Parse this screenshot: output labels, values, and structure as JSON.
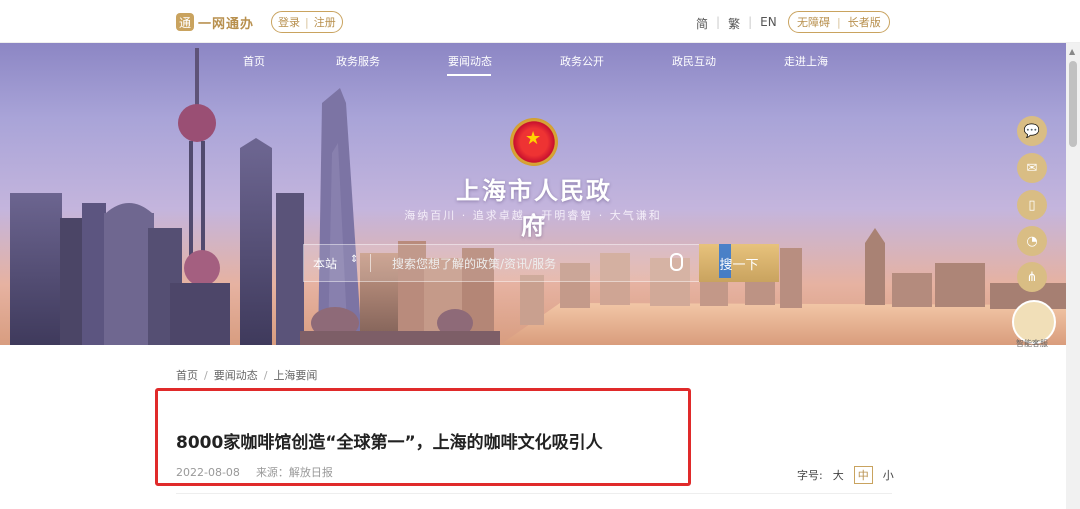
{
  "header": {
    "logo_text": "一网通办",
    "login": "登录",
    "register": "注册",
    "languages": [
      "简",
      "繁",
      "EN"
    ],
    "accessibility": "无障碍",
    "elder_mode": "长者版"
  },
  "nav": {
    "items": [
      "首页",
      "政务服务",
      "要闻动态",
      "政务公开",
      "政民互动",
      "走进上海"
    ],
    "active_index": 2
  },
  "banner": {
    "title": "上海市人民政府",
    "motto": "海纳百川 · 追求卓越 · 开明睿智 · 大气谦和"
  },
  "search": {
    "scope": "本站",
    "placeholder": "搜索您想了解的政策/资讯/服务",
    "button": "搜一下"
  },
  "float_buttons": [
    "wechat-icon",
    "mail-icon",
    "mobile-icon",
    "rss-icon",
    "share-icon"
  ],
  "assistant_label": "智能客服",
  "breadcrumb": [
    "首页",
    "要闻动态",
    "上海要闻"
  ],
  "article": {
    "title": "8000家咖啡馆创造“全球第一”，上海的咖啡文化吸引人",
    "date": "2022-08-08",
    "source": "来源：解放日报"
  },
  "font_size": {
    "label": "字号:",
    "options": [
      "大",
      "中",
      "小"
    ],
    "selected": "中"
  },
  "colors": {
    "accent": "#c9a35f",
    "highlight": "#e02a2a"
  }
}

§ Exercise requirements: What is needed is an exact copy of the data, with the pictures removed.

§ Exercise result:
Parse this screenshot: output labels, values, and structure as JSON.
{
  "header": {
    "logo_text": "一网通办",
    "login": "登录",
    "register": "注册",
    "languages": [
      "简",
      "繁",
      "EN"
    ],
    "accessibility": "无障碍",
    "elder_mode": "长者版"
  },
  "nav": {
    "items": [
      "首页",
      "政务服务",
      "要闻动态",
      "政务公开",
      "政民互动",
      "走进上海"
    ],
    "active_index": 2
  },
  "banner": {
    "title": "上海市人民政府",
    "motto": "海纳百川 · 追求卓越 · 开明睿智 · 大气谦和"
  },
  "search": {
    "scope": "本站",
    "placeholder": "搜索您想了解的政策/资讯/服务",
    "button": "搜一下"
  },
  "float_buttons": [
    "wechat-icon",
    "mail-icon",
    "mobile-icon",
    "rss-icon",
    "share-icon"
  ],
  "assistant_label": "智能客服",
  "breadcrumb": [
    "首页",
    "要闻动态",
    "上海要闻"
  ],
  "article": {
    "title": "8000家咖啡馆创造“全球第一”，上海的咖啡文化吸引人",
    "date": "2022-08-08",
    "source": "来源：解放日报"
  },
  "font_size": {
    "label": "字号:",
    "options": [
      "大",
      "中",
      "小"
    ],
    "selected": "中"
  },
  "colors": {
    "accent": "#c9a35f",
    "highlight": "#e02a2a"
  }
}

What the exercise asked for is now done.